Obama has pardoned only about one of every 50 people "whose applications were processed by the Justice Department," according to ProPublica's Dafna Linzer.
At the same time in their presidencies, Reagan had pardoned one of every three applicants, Bush I had pardoned one in 16, Clinton had pardoned one in eight and Bush II had pardoned one in 33.
Pardons don't wipe away convictions, but they restore full rights to vote, get business licenses and so forth. Commutations, on the other hand, mean early release from federal prison. Obama has been leery of granting commutations as well. He has commuted the sentence of only one person, a woman with terminal leukemia, the report found.
Under Reagan and Clinton, people seeking commutations had a 1-in-100 chance.

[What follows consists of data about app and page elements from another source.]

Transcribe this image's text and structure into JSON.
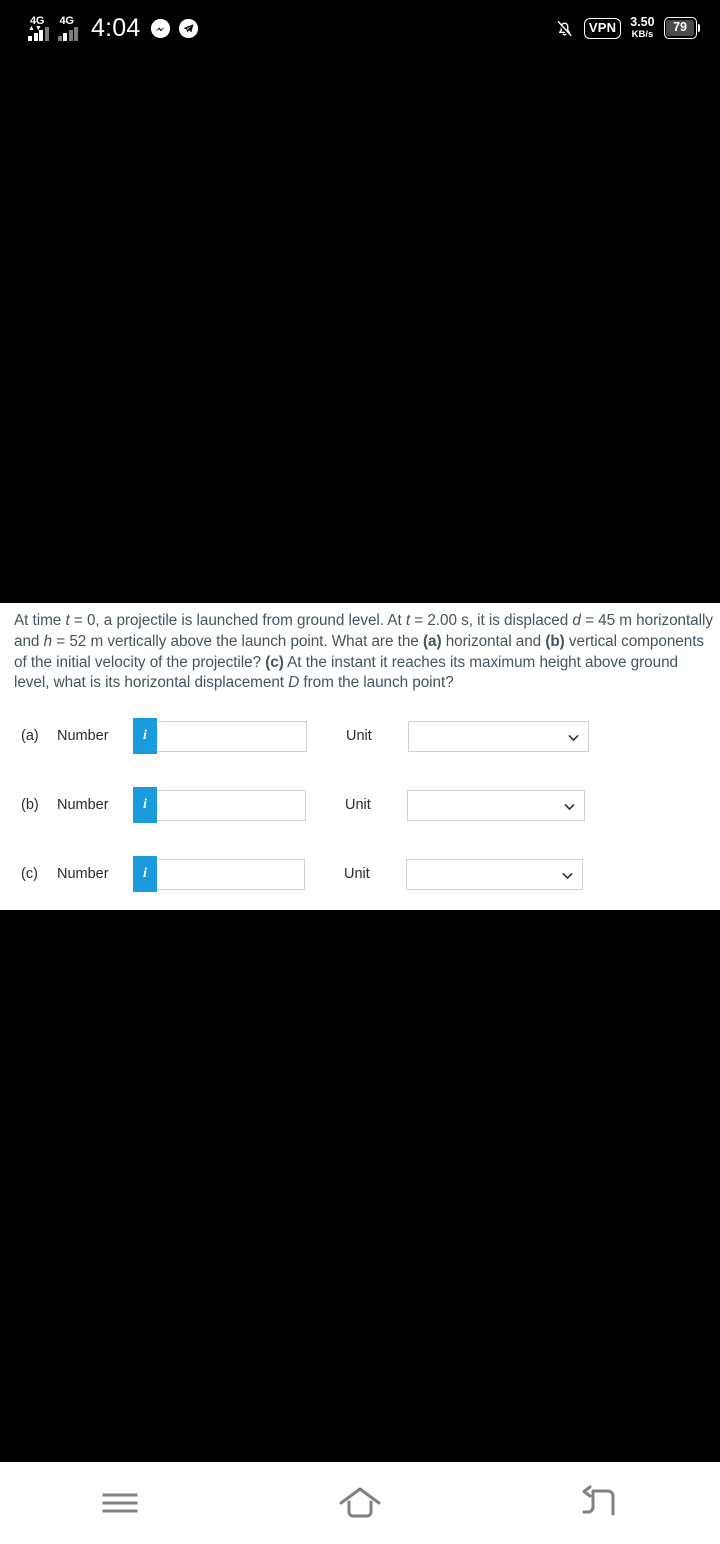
{
  "status_bar": {
    "sim1_network": "4G",
    "sim2_network": "4G",
    "time": "4:04",
    "app_icons": [
      "messenger-icon",
      "telegram-icon"
    ],
    "notification_mute_icon": "bell-mute-icon",
    "vpn_label": "VPN",
    "network_speed_value": "3.50",
    "network_speed_unit": "KB/s",
    "battery_percent": "79"
  },
  "question": {
    "line1_a": "At time ",
    "line1_t": "t",
    "line1_b": " = 0, a projectile is launched from ground level. At ",
    "line1_t2": "t",
    "line1_c": " = 2.00 s, it is displaced ",
    "line1_d": "d",
    "line1_e": " = 45 m horizontally and ",
    "line1_h": "h",
    "line2_a": " = 52 m vertically above the launch point. What are the ",
    "line2_bold_a": "(a)",
    "line2_b": " horizontal and ",
    "line2_bold_b": "(b)",
    "line3_a": " vertical components of the initial velocity of the projectile? ",
    "line3_bold_c": "(c)",
    "line3_b": " At the instant it reaches its maximum height above ground level, what is its horizontal displacement ",
    "line3_D": "D",
    "line3_c": " from the launch point?"
  },
  "answers": {
    "info_glyph": "i",
    "unit_label": "Unit",
    "number_label": "Number",
    "number_placeholder": "",
    "unit_selected": "",
    "rows": [
      {
        "tag": "(a)",
        "number_value": "",
        "unit_value": ""
      },
      {
        "tag": "(b)",
        "number_value": "",
        "unit_value": ""
      },
      {
        "tag": "(c)",
        "number_value": "",
        "unit_value": ""
      }
    ]
  },
  "navbar": {
    "recents_label": "Recents",
    "home_label": "Home",
    "back_label": "Back"
  },
  "colors": {
    "info_button_blue": "#1a9bdb",
    "question_text": "#45545d",
    "page_background": "#000000",
    "sheet_background": "#ffffff",
    "input_border": "#d2d2d2",
    "nav_icon": "#808080"
  }
}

Under George W. Bush, that fell to about one in 1,000. But under Obama the odds fell to less than one in 5,000.
Unclear why Obama has declined to show at least as much mercy as his predecessors. It could be that the Justice Department, which sends its recommendations to the White House, doesn't endorse many applications.
Or maybe he's a bit leery of issuing pardons in the wake of the infamous Clinton pardon of fugitive financier Marc Rich.
Washington Post staff writer Emily Heil contributed to this report.